> Task directions
Only the count is needed. Count the lines below with the word "brand" in them.

> Supplied material
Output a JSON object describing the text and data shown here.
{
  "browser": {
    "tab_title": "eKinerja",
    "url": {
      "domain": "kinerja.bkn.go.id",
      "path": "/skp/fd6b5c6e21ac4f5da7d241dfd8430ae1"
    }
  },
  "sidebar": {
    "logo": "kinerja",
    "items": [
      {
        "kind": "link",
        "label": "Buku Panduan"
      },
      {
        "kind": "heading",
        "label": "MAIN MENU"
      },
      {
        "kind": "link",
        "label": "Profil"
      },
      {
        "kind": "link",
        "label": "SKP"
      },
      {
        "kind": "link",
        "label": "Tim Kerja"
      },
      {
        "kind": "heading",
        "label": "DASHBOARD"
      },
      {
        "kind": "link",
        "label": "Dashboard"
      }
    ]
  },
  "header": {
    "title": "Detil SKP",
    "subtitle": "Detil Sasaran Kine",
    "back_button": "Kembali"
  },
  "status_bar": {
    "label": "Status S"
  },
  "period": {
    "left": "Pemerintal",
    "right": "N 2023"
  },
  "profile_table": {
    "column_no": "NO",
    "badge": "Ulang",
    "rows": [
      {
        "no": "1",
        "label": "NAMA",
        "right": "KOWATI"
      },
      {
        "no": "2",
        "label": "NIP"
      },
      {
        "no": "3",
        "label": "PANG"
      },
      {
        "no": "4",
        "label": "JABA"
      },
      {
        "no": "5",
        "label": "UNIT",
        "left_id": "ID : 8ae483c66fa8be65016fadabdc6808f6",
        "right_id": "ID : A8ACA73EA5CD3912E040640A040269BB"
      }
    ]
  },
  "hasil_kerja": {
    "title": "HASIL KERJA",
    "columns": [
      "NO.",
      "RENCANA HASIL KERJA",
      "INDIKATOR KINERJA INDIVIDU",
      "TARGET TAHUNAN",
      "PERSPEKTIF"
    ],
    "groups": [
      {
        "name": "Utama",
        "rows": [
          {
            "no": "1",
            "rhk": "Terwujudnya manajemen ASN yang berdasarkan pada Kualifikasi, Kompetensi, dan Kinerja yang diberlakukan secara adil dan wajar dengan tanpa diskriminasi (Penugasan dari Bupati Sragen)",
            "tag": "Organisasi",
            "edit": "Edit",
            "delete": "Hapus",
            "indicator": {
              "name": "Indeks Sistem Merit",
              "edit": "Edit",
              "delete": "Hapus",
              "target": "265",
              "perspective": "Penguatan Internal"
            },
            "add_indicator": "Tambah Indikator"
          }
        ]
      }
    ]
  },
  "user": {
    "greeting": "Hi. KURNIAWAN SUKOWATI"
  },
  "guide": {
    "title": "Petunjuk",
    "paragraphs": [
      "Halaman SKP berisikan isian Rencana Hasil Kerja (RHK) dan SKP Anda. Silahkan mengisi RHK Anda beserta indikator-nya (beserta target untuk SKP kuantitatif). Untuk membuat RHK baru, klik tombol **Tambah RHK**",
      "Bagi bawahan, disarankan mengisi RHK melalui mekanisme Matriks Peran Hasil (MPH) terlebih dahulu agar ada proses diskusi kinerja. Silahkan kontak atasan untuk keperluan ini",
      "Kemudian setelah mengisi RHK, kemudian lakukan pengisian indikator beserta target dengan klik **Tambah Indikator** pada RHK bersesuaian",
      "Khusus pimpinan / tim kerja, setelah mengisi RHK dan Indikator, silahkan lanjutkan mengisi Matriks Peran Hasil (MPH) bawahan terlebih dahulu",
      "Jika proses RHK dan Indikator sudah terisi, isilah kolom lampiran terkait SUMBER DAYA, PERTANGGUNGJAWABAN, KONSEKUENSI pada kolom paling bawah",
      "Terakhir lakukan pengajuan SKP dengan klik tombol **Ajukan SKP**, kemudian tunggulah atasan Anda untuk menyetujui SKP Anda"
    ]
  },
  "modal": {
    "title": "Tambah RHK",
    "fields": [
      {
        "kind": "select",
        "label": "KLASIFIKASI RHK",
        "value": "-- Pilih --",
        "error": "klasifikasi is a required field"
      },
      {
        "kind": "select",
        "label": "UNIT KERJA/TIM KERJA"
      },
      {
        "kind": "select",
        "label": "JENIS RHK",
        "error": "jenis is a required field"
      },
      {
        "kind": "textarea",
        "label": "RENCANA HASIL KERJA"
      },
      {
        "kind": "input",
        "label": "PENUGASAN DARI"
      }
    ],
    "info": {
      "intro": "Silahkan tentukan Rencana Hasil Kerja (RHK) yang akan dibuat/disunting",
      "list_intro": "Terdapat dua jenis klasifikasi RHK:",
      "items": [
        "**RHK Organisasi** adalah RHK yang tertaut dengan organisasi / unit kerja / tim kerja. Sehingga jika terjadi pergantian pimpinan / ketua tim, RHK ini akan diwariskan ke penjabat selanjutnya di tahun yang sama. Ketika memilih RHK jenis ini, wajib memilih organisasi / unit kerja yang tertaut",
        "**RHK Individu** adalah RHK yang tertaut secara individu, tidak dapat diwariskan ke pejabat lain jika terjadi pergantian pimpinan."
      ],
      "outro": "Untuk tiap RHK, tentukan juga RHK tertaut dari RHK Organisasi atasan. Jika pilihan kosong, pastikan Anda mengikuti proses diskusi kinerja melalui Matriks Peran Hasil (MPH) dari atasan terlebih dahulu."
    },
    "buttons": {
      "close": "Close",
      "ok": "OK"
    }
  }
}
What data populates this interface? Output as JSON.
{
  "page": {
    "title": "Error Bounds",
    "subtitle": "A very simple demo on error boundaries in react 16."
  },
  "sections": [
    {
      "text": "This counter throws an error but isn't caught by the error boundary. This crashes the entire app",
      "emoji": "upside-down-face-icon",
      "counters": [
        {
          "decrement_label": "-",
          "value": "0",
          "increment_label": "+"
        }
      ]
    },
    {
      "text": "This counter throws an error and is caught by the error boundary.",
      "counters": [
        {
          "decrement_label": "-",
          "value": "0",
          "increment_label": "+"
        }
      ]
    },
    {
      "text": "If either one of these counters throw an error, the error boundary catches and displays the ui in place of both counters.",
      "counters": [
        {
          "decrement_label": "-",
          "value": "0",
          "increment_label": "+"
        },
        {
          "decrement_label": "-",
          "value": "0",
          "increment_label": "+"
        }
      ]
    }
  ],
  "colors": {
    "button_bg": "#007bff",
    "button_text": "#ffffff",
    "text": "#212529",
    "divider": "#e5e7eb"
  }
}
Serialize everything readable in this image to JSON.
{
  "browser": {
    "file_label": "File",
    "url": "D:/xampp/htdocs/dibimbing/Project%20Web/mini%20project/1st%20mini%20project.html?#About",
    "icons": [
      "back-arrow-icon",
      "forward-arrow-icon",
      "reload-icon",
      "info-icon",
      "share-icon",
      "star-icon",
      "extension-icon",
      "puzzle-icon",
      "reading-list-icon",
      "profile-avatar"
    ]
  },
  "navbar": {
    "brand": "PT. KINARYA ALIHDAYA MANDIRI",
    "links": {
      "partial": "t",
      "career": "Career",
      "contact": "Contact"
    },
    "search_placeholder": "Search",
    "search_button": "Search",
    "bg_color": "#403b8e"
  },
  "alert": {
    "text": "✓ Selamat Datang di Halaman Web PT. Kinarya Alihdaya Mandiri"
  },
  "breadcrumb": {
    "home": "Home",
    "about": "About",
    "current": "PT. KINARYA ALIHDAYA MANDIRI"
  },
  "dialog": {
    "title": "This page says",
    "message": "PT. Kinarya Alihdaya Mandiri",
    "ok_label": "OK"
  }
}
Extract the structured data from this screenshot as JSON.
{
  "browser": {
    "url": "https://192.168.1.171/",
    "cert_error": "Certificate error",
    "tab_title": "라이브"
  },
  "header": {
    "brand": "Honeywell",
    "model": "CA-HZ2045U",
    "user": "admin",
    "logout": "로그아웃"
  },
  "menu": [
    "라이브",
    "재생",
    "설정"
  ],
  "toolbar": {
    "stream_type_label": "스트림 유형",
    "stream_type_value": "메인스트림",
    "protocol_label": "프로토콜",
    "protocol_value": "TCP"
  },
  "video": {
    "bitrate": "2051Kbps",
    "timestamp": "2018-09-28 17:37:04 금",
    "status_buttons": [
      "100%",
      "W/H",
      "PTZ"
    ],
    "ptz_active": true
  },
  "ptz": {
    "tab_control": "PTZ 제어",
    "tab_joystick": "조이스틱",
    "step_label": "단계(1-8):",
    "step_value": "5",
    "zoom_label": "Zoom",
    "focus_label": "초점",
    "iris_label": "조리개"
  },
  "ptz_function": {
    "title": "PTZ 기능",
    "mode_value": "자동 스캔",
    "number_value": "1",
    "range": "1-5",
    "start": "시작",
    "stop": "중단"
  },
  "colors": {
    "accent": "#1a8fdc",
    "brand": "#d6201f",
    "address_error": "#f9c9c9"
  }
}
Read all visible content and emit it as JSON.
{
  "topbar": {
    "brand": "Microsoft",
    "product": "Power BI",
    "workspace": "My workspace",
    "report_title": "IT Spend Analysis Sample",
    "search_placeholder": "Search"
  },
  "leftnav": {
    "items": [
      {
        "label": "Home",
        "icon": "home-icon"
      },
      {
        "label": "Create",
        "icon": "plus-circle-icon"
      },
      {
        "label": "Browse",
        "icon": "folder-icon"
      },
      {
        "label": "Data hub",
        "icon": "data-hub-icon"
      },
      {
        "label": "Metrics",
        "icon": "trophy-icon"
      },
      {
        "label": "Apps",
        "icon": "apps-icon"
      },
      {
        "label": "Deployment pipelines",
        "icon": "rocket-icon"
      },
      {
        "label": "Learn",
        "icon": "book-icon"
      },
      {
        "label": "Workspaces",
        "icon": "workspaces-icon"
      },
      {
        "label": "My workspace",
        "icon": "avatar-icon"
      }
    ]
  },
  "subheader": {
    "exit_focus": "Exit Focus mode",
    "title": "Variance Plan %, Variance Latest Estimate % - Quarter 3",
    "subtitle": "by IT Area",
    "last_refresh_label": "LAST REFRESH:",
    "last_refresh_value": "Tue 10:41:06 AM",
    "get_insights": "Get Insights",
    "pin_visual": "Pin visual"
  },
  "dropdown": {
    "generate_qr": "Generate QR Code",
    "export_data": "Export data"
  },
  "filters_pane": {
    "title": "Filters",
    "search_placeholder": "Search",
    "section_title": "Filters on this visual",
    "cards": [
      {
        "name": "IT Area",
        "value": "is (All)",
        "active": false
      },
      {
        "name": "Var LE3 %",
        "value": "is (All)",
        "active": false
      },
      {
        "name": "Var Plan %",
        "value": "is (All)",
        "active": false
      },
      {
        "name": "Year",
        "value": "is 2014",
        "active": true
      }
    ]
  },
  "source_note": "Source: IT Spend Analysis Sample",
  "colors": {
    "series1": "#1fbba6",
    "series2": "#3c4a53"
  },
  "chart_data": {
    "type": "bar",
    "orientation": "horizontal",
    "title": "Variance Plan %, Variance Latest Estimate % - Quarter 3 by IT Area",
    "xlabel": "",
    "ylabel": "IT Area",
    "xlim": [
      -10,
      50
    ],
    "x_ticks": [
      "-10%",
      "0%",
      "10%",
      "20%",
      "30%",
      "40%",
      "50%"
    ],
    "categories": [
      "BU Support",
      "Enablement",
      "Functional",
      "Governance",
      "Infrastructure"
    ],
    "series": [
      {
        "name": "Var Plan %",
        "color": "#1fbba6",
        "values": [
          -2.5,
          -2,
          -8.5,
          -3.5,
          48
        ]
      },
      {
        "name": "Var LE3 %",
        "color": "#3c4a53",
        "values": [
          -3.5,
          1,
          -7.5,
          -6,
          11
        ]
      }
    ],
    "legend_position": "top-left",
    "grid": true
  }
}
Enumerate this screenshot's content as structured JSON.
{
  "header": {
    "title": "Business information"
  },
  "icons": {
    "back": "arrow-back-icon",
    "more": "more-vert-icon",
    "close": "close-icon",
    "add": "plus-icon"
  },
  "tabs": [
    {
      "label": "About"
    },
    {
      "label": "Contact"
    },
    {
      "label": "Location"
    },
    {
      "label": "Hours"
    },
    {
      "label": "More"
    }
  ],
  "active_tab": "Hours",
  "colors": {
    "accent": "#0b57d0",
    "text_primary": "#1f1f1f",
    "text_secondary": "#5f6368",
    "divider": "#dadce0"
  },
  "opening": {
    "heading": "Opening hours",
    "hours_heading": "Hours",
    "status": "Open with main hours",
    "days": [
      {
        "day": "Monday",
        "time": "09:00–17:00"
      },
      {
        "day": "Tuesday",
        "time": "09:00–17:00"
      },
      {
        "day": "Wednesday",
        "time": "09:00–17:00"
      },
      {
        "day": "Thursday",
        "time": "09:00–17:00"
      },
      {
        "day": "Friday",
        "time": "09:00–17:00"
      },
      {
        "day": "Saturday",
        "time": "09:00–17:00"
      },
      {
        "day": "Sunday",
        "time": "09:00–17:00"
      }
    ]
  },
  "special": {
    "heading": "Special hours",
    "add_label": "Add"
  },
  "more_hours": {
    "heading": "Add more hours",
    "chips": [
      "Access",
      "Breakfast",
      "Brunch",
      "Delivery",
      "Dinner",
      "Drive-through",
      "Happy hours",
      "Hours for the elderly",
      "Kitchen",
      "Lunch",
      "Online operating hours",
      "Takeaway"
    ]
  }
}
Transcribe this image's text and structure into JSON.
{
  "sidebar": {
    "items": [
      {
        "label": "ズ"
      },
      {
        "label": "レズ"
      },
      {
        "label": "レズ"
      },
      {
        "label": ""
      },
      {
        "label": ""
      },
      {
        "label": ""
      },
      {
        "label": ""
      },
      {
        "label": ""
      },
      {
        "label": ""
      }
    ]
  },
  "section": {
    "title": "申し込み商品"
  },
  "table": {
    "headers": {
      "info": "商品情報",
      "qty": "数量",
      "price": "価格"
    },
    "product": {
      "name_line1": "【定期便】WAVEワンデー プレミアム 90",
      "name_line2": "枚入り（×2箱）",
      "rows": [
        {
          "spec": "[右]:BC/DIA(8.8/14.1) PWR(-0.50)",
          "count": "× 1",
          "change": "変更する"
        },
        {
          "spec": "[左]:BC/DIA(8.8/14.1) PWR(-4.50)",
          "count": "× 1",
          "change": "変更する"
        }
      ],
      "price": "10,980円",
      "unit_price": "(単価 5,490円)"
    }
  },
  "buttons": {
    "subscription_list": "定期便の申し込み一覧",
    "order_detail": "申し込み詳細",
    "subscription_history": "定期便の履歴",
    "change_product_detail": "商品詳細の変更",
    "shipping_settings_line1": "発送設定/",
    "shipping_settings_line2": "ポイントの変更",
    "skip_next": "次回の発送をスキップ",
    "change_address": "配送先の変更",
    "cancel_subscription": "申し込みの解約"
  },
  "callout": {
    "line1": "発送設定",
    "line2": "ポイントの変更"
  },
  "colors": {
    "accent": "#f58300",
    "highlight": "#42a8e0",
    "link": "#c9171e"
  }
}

> Finished task
4